It’s always a sign of extreme nervousness when the dollar, Treasury yields, and gold are all moving higher. With the markets now fully expecting a 50-point rate hike from the Federal Open Market Committee at its meeting of 3rd and 4th May, attention has been increasingly focused on geopolitical risk, which of course revolves largely around Ukraine. The other recent area of some contention has been in the oil sector and while OPEC+ appears to be working harmoniously, the producers have, between them, missed their increased production targets for the past four months, and by an increasing margin each time.
At the physical end of the gold market activity is very sluggish and it is perhaps surprising that, as the gold price nudges higher, there has not been any return of pre-emptive buying yet. Equally, though, there is no sign of any selling into this moderate strength. The renewed lockdowns in China are of course seriously impeding any interest in that part of the world and so, as and when conditions return towards normal, we can expect to see the unleashing of pent-up demand from the mainland.
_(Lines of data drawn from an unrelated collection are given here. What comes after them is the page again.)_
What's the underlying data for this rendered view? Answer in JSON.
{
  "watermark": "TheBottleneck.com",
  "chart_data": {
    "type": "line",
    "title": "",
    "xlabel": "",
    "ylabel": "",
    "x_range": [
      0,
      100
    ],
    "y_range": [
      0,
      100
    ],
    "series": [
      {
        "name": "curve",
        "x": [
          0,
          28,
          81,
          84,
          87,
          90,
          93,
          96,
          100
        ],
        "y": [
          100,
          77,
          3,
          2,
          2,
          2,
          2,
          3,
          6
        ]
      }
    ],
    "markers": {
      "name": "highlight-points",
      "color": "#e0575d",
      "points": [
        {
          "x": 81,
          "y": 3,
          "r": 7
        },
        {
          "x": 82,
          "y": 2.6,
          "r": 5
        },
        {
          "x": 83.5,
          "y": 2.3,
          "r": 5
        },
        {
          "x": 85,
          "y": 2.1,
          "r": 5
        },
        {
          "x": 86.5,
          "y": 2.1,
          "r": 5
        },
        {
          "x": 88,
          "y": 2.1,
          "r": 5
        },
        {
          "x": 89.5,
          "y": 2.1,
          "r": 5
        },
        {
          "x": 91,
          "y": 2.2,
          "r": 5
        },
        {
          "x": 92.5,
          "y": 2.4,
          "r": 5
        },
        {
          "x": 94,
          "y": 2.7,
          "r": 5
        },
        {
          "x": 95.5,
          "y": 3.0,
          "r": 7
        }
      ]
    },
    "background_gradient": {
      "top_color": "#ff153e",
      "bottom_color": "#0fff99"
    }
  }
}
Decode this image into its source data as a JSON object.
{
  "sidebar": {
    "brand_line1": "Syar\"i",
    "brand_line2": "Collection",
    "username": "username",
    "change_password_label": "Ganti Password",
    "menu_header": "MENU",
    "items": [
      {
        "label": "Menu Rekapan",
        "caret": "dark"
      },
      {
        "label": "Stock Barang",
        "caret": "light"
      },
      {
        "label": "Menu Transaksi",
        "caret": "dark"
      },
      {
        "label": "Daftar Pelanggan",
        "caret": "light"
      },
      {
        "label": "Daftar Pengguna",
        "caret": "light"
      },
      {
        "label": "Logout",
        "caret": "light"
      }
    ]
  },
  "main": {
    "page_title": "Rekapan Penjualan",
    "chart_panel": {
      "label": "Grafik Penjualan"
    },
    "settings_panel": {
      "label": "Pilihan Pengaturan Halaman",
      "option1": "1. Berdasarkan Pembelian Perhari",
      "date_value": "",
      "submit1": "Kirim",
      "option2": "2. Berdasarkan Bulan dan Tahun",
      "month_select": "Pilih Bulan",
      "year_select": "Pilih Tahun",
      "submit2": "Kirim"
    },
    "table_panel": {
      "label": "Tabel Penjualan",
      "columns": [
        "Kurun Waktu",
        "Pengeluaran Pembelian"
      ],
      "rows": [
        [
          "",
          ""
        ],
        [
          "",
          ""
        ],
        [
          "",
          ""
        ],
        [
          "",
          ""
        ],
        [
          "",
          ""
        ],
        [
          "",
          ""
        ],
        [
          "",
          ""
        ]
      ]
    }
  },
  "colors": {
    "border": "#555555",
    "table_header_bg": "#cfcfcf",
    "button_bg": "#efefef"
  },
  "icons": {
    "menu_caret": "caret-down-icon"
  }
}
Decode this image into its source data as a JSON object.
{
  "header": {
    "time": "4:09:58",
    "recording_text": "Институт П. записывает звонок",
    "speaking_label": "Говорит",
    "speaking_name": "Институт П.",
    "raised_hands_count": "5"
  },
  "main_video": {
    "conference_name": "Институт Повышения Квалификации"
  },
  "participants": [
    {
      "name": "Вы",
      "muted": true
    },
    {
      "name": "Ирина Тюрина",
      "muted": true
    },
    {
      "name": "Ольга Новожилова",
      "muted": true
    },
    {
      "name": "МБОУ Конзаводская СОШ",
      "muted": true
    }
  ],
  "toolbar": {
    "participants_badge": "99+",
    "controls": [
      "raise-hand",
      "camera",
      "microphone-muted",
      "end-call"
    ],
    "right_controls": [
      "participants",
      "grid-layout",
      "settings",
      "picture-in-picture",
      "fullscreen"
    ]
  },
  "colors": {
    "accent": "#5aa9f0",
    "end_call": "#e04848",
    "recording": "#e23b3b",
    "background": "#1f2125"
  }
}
In terms of actual price action gold has moved out of its four-week trading range of $1,890 to $1,930 and as we write is trading up towards $1,960, which is precisely on the Fibonacci 38.2% retracement from the March slide from $2,070 to $1,892. The technical picture in terms of the moving averages is also strengthening, with the 10-day moving average crossing the 20-day to the upside.
While the physical market is quiet at the grass roots level, professional investment is still relatively active. The gold ETFs have added 277t so far this year and now stand at 3,848t, which is roughly 200t more than global production in 2021 (as estimated by Metals Focus). The rate of absorption in the first quarter of the year is equivalent to roughly 29% of world gold mine production over the year. Since the invasion (25 trading days) the funds have taken in 192t, which on an annualised basis would be equivalent to just over 2,000t. The highest tonnage increase through to the end of March was in North America, but that makes sense because North American funds at end-March held 51% of total, with Europe at 44%. Asia 3% and 2% for other regions. In percentage terms, the gains in North American funds were 5.37% and in Europe, 5.46%. Asia added 2.2% and the rest of the world, 2.6% (numbers generated from the World Gold Council monthly sheet of daily changes).
One final note – some press commentators are saying that Russia has pegged the rouble to gold. This is incorrect. The announcement last week revolved around what the Central Bank of Russia will pay domestic banks for gold; setting a benchmark of 5,000 roubles per gramme. At today’s rates that is equivalent to $61.50/g or $1,913/ounce, a discount to loco London spot of 2%. This is a reversal of the policy that was implemented on 15th March when the bank suspended purchases from domestic banks to allow them to meet very strong local demand for physical gold bars, especially after the abolition of VAT on them. The Bank is projected to have said that this price will remain fixed until 30th June. So this is a domestic transaction price, not a gold standard.